BEGIN Records to process

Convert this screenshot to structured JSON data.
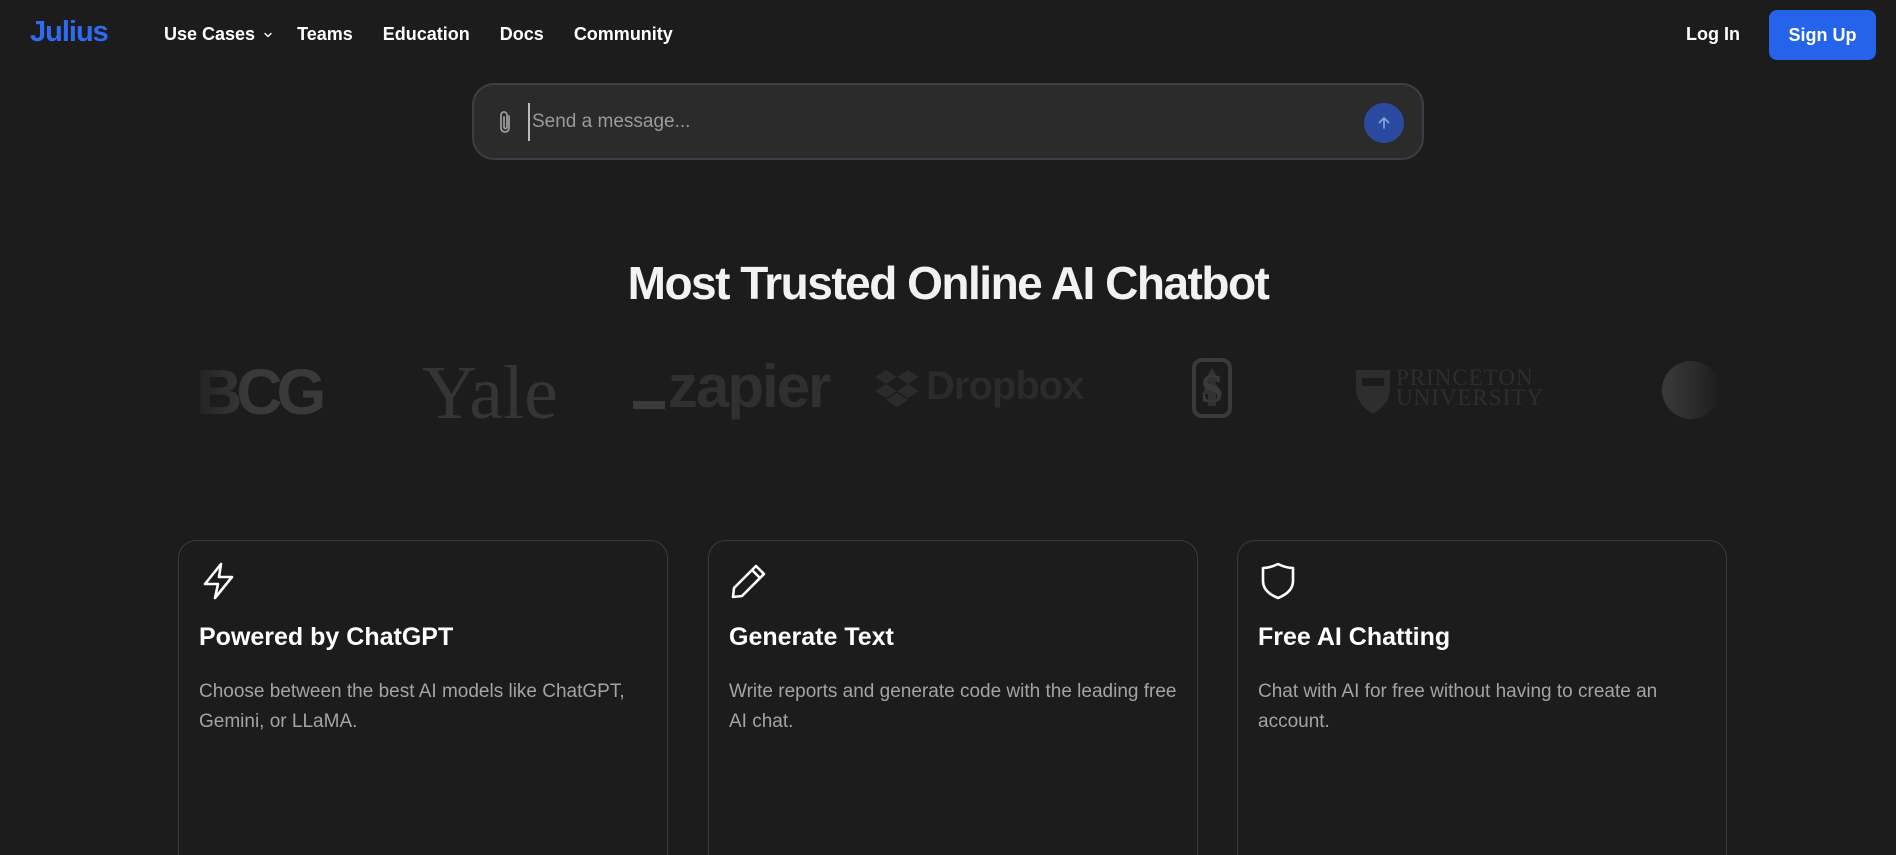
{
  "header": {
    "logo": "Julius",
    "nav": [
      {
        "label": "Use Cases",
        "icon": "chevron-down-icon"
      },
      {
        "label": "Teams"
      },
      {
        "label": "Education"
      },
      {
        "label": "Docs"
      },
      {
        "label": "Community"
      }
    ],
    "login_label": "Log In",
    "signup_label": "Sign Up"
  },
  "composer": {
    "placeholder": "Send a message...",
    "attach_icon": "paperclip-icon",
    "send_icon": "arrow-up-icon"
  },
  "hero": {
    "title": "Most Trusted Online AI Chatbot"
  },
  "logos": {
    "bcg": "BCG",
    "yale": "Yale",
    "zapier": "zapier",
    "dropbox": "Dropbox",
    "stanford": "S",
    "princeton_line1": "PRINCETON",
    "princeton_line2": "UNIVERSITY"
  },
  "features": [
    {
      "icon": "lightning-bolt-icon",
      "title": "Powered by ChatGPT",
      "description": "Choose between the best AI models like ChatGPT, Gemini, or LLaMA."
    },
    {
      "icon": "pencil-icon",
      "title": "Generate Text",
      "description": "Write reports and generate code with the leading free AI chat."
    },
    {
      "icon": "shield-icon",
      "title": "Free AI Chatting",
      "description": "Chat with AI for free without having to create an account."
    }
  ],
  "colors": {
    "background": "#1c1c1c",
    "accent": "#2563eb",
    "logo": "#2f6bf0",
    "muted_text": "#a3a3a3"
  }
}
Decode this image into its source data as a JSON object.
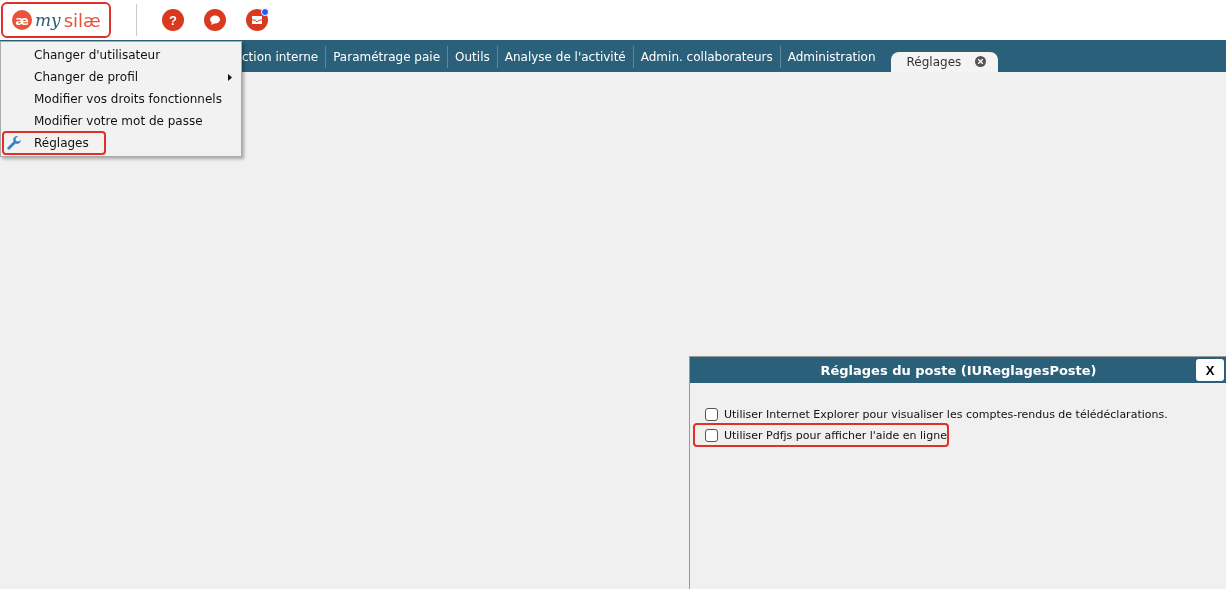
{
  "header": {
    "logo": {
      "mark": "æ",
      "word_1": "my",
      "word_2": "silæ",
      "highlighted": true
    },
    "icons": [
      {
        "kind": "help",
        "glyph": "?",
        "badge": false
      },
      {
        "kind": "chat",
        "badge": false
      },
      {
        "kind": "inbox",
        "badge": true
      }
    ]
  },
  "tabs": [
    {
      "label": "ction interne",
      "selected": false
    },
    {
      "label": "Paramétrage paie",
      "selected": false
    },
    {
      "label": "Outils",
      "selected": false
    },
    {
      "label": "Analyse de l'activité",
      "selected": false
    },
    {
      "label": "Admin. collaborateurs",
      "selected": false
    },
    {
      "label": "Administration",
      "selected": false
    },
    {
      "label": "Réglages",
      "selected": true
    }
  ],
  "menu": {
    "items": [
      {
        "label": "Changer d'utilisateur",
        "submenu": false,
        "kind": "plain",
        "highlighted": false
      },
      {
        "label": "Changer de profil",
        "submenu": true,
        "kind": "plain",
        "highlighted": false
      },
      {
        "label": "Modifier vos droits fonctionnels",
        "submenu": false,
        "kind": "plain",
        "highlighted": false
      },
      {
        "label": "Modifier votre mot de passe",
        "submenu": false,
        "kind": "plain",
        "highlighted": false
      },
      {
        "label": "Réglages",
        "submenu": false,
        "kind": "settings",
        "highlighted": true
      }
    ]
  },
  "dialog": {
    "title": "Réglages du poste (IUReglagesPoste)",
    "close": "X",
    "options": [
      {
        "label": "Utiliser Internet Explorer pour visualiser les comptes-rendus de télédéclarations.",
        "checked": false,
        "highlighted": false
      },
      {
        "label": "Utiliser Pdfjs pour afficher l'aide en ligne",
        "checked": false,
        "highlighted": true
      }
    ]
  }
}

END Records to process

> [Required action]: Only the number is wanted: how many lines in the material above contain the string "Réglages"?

> [Solution for this problem]: 3